- Maschmeyer G, Göbel UB. Stenotrophomonas maltophilia and Burkholderia cepacia. In: Mandell GL, Bennett JE, and Dolin R, editors. Principles and practice of infectious diseases, 6th ed. Edinburgh (UK): Churchill Livingstone; 2004. p. 2615–22.
- Tomaso H, Scholz HC, Al Dahouk S, Eickhoff M, Treu TM, Wernery R, Development of a 5′-nuclease real-time PCR assay targeting fliP for the rapid identification of Burkholderia mallei in clinical samples. Clin Chem. 2006;52:307–10. DOIPubMedGoogle Scholar
- Multi locus sequence typing (MLST). London: Imperial College London, 2008 [cited 2008 Nov 24]. Available from http://bpseudomallei.mlst.net
- Lowe P, Engler C, Norton R. Comparison of automated and nonautomated systems for identification of Burkholderia pseudomallei. J Clin Microbiol. 2002;40:4625–7. DOIPubMedGoogle Scholar
- Cheng AC, Currie BJ. Melioidosis: epidemiology, pathophysiology, and management. Clin Microbiol Rev. 2005;18:383–416. DOIPubMedGoogle Scholar
- Peacock SJ, Schweizer HP, Dance DA, Smith TL, Gee JE, Wuthiekanun V, Management of accidental laboratory exposure to Burkholderia pseudomallei and B. mallei. Emerg Infect Dis. 2008;14:e2. DOIPubMedGoogle Scholar
- Amornchai P, Chierakul W, Wuthiekanun V, Mahakhunkijcharoen Y, Phetsouvanh R, Currie BJ, Accuracy of Burkholderia pseudomallei identification using the API 20NE system and a latex agglutination test. J Clin Microbiol. 2007;45:3774–6. DOIPubMedGoogle Scholar
FigureCite This Article
Table of Contents – Volume 15, Number 11—November 2009
|EID Search Options|
|Advanced Article Search – Search articles by author and/or keyword.|
|Articles by Country Search – Search articles by the topic country.|
|Article Type Search – Search articles by article type and issue.|
Please use the form below to submit correspondence to the authors or contact them at the following address:

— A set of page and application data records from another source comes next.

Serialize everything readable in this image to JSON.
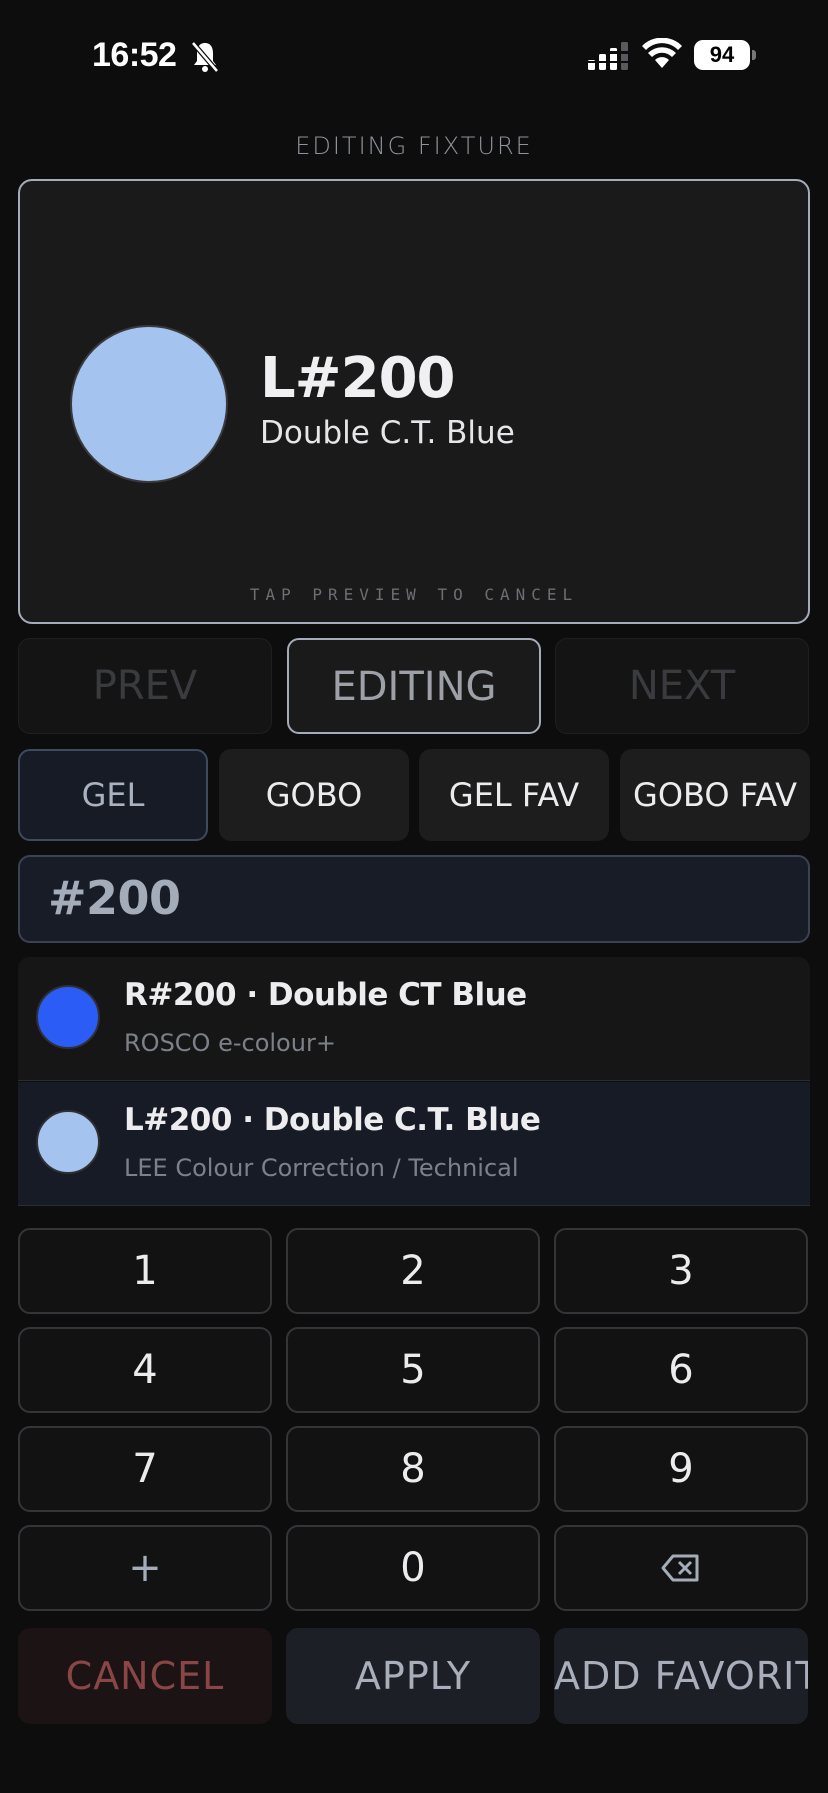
{
  "status_bar": {
    "time": "16:52",
    "battery": "94",
    "icons": [
      "bell-slash-icon",
      "cellular-signal-icon",
      "wifi-icon",
      "battery-icon"
    ]
  },
  "header": {
    "label": "EDITING FIXTURE"
  },
  "preview": {
    "code": "L#200",
    "name": "Double C.T. Blue",
    "swatch_color": "#a4c3ee",
    "hint": "TAP PREVIEW TO CANCEL"
  },
  "nav": {
    "prev": "PREV",
    "editing": "EDITING",
    "next": "NEXT"
  },
  "tabs": [
    {
      "label": "GEL",
      "active": true
    },
    {
      "label": "GOBO",
      "active": false
    },
    {
      "label": "GEL FAV",
      "active": false
    },
    {
      "label": "GOBO FAV",
      "active": false
    }
  ],
  "search": {
    "value": "#200"
  },
  "results": [
    {
      "title": "R#200 · Double CT Blue",
      "subtitle": "ROSCO e-colour+",
      "swatch_color": "#2b5cf5",
      "selected": false
    },
    {
      "title": "L#200 · Double C.T. Blue",
      "subtitle": "LEE Colour Correction / Technical",
      "swatch_color": "#a4c3ee",
      "selected": true
    }
  ],
  "keypad": [
    "1",
    "2",
    "3",
    "4",
    "5",
    "6",
    "7",
    "8",
    "9",
    "+",
    "0",
    "⌫"
  ],
  "actions": {
    "cancel": "CANCEL",
    "apply": "APPLY",
    "add_favorite": "ADD FAVORIT"
  },
  "colors": {
    "accent": "#a4acba",
    "background": "#0d0d0e",
    "cancel_text": "#8a4646"
  }
}
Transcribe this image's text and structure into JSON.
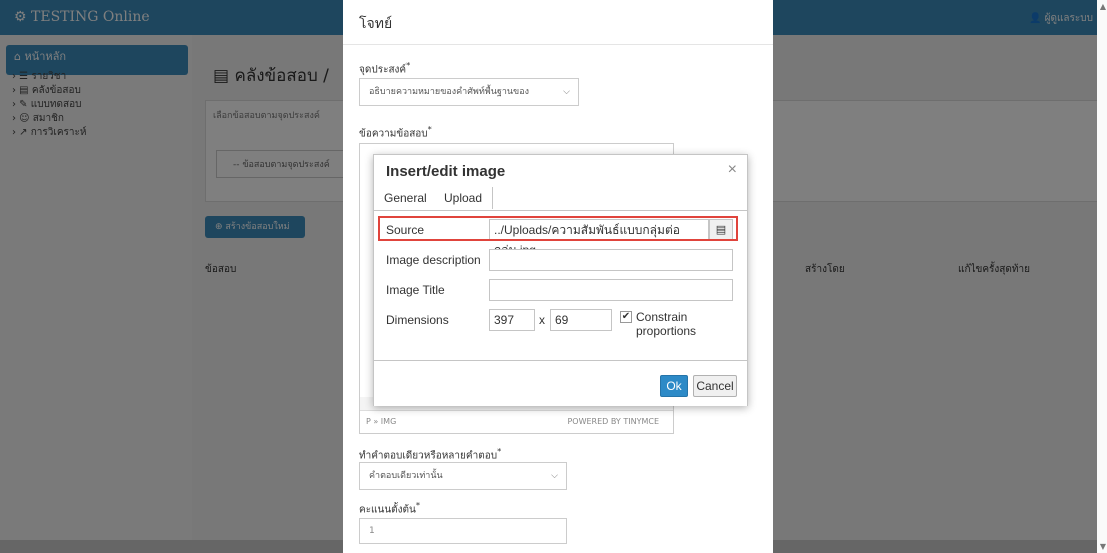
{
  "app": {
    "brand": "TESTING Online",
    "user": "ผู้ดูแลระบบ"
  },
  "sidebar": {
    "home": "หน้าหลัก",
    "items": [
      {
        "label": "รายวิชา"
      },
      {
        "label": "คลังข้อสอบ"
      },
      {
        "label": "แบบทดสอบ"
      },
      {
        "label": "สมาชิก"
      },
      {
        "label": "การวิเคราะห์"
      }
    ]
  },
  "main": {
    "title": "คลังข้อสอบ /",
    "subtext": "เลือกข้อสอบตามจุดประสงค์",
    "filter_select": "-- ข้อสอบตามจุดประสงค์",
    "create_button": "สร้างข้อสอบใหม่",
    "columns": [
      "ข้อสอบ",
      "สร้างโดย",
      "แก้ไขครั้งสุดท้าย"
    ]
  },
  "modal": {
    "title": "โจทย์",
    "objective_label": "จุดประสงค์",
    "objective_value": "อธิบายความหมายของคำศัพท์พื้นฐานของ",
    "question_label": "ข้อความข้อสอบ",
    "editor_path": "P » IMG",
    "editor_powered": "POWERED BY TINYMCE",
    "answer_type_label": "ทำคำตอบเดียวหรือหลายคำตอบ",
    "answer_type_value": "คำตอบเดียวเท่านั้น",
    "score_label": "คะแนนตั้งต้น",
    "score_value": "1"
  },
  "dialog": {
    "title": "Insert/edit image",
    "close": "×",
    "tabs": [
      "General",
      "Upload"
    ],
    "source_label": "Source",
    "source_value": "../Uploads/ความสัมพันธ์แบบกลุ่มต่อกลุ่ม.jpg",
    "description_label": "Image description",
    "description_value": "",
    "image_title_label": "Image Title",
    "image_title_value": "",
    "dimensions_label": "Dimensions",
    "width": "397",
    "height": "69",
    "x_separator": "x",
    "constrain_label": "Constrain proportions",
    "constrain_checked": true,
    "ok": "Ok",
    "cancel": "Cancel"
  },
  "colors": {
    "primary": "#3c8dbc",
    "ok_button": "#2d8ac7",
    "highlight": "#e0443c"
  }
}
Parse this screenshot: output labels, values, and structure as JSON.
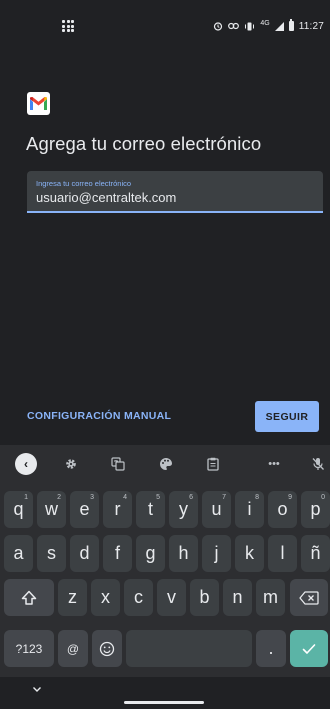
{
  "status_bar": {
    "time": "11:27",
    "network": "4G",
    "icons": [
      "apps-grid-icon",
      "alarm-icon",
      "link-icon",
      "vibrate-icon",
      "signal-icon",
      "battery-icon"
    ]
  },
  "brand": {
    "logo": "gmail-logo",
    "colors": {
      "red": "#ea4335",
      "blue": "#4285f4",
      "green": "#34a853",
      "yellow": "#fbbc04"
    }
  },
  "title": "Agrega tu correo electrónico",
  "email_field": {
    "label": "Ingresa tu correo electrónico",
    "value": "usuario@centraltek.com"
  },
  "actions": {
    "manual": "CONFIGURACIÓN MANUAL",
    "next": "SEGUIR"
  },
  "keyboard": {
    "toolbar": [
      "collapse-icon",
      "settings-icon",
      "translate-icon",
      "palette-icon",
      "clipboard-icon",
      "more-icon",
      "mic-off-icon"
    ],
    "row1": [
      {
        "k": "q",
        "s": "1"
      },
      {
        "k": "w",
        "s": "2"
      },
      {
        "k": "e",
        "s": "3"
      },
      {
        "k": "r",
        "s": "4"
      },
      {
        "k": "t",
        "s": "5"
      },
      {
        "k": "y",
        "s": "6"
      },
      {
        "k": "u",
        "s": "7"
      },
      {
        "k": "i",
        "s": "8"
      },
      {
        "k": "o",
        "s": "9"
      },
      {
        "k": "p",
        "s": "0"
      }
    ],
    "row2": [
      "a",
      "s",
      "d",
      "f",
      "g",
      "h",
      "j",
      "k",
      "l",
      "ñ"
    ],
    "row3": [
      "z",
      "x",
      "c",
      "v",
      "b",
      "n",
      "m"
    ],
    "symbols": "?123",
    "at": "@",
    "period": "."
  },
  "accent": "#8ab4f8"
}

Detlev Schultze, Institute for Clinical Microbiology and Immunology, Frohbergstrasse 3, CH-9001 St. Gallen, Switzerland